    @ObsidianBlk I think you missed the point. In the example I have been giving we all have been using insecure, broken crypto because the NSA recommended it. If they or someone else use it against you doesn't matter. Also you don't have to be actively targeted by secret services (at least the biggest ones) to benefit from their surveillance program, it you use insecure software. Because if it doesn't take a lot of effort they can just survey *all* the traffic (something we know they do).

    Third and last, this is not primarily about the consumer. The greatest harm is done when the actual crypto libraries are compromised. They need to be trusted by companies which base their own product on them. Because these libraries are few and ubiquitous they are also the first attack vector for anyone capable of compromising them.

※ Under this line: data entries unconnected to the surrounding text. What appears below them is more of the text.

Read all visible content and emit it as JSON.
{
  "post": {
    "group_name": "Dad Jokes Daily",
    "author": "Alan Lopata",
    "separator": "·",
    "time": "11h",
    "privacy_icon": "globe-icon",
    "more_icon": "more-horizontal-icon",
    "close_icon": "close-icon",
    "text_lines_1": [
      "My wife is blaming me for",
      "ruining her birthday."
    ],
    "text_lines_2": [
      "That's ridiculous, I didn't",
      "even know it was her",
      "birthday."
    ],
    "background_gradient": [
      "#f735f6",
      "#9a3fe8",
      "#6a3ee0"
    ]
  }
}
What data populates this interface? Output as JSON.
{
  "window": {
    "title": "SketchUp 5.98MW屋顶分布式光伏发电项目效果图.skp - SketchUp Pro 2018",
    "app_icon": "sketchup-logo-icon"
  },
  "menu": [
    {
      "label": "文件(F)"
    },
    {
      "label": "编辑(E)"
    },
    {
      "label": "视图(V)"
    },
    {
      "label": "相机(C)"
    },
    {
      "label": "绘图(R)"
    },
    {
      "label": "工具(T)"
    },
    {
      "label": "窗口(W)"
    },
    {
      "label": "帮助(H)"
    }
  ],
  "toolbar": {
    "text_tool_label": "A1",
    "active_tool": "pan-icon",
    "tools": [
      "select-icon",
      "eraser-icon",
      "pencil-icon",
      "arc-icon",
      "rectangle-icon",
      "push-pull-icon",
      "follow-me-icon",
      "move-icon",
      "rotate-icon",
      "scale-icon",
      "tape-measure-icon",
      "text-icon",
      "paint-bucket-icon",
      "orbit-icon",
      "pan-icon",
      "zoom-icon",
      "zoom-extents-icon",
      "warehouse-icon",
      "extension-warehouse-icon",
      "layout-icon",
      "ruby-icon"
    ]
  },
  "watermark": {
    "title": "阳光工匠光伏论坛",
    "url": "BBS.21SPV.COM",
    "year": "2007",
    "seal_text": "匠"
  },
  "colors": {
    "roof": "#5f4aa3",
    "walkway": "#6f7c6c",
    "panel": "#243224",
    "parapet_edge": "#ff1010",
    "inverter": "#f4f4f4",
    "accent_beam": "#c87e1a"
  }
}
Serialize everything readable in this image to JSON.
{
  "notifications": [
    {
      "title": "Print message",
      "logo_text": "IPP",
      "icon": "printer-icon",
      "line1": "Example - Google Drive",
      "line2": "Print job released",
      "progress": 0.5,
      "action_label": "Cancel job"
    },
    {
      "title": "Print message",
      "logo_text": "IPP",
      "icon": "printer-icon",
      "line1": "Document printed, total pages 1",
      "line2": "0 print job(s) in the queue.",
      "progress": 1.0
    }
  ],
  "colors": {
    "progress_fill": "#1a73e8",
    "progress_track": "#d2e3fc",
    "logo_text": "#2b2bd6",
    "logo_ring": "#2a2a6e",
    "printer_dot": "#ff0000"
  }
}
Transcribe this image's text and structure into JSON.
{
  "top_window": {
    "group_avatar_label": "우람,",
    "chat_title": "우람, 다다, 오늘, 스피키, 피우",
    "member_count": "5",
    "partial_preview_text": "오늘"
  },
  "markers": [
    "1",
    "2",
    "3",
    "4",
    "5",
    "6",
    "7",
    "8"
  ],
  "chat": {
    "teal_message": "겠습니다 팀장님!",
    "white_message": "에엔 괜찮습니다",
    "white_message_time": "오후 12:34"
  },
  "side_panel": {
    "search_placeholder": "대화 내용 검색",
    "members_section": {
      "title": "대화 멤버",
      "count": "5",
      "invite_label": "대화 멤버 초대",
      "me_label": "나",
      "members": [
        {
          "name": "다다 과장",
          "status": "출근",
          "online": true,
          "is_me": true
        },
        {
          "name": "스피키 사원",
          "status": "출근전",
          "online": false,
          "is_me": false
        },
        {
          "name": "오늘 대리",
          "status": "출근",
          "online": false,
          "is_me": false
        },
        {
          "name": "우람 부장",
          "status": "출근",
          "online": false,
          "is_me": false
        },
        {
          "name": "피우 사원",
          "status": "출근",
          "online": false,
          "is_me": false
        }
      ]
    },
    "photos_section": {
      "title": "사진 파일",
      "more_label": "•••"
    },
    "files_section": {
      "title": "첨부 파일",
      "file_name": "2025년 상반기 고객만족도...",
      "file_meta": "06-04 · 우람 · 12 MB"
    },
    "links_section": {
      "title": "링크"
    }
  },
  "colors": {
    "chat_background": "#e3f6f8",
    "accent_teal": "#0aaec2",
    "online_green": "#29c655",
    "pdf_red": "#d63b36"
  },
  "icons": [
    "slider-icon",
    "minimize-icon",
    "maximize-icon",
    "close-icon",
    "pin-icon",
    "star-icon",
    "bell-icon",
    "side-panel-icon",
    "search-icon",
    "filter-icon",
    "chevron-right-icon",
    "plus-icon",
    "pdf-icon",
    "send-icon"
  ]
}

    That's why they *need* to be public to be trusted, and that also enables transparent audits (otherwise you just get to know the resulting rating).
  • 0
    @ObsidianBlk For consumer products you could take the risk, but I'd recommend checking out alternatives first.
  • 1
    @MrJimmy considering bugs like heartbleed exist, i’m going to say no.

    I love open source as much as everyone else, but i don’t live in a fantasy world. The reality is open source provides a false sense of security.

    Meanwhile 99% of devs be like:
    “Oh, i’m sure some experts carefully reviewed OpenSsl, i’ll just trust it’s OK! They surely wouldn’t miss something as stupid as an extra goto statement.”
  • 1
    @starless You're a toxer as well?!
  • 0
    @incognito What if developer builds another application on the top of same database and extracts the user details
  • 1
    @linuxxx I was for quite a while. My long distance S.O. and I used it to stay in touch. Did they ever get voice/video chat fixed?
  • 2
    @starless It's been working great for years for me haha!
  • 2
    I would say, you never ever can be sure if something is secure. No matter if its open or closed source.

    You can verify open source code to a certain degree, but this does not necessarily increase it's real overall security/vulnerability score as some of the comments here already suggest.

    But. Since security is not only about vulnerabilities, but also a process by itself, the fact that you can have a look into the code for yourself is a plus in the trustability if your are capable of checking it.

    I think security is not the best argument/category for open source. But of course there are many others!

    Being sure btw. would require a full fletched, unbiased, automated security audit by some genius open source algorithm, which then whould have to also predict new attack scenarios. If it's even possible. At least (ignoring zero day attacks) it would require a distributed public security flaw database through e.g. blockchain (wasn't there a hype about it recently?). Notice that the open source aspect is of higher importance in this case, since it'd be a meta-security project.
  • 0
    How about "trustworthy offline password managers who aren't open source"?
  • 1
    @w4tsn I agree but when something in relation to security/privacy is closed source, any option of verification is entirely gone.
Add Comment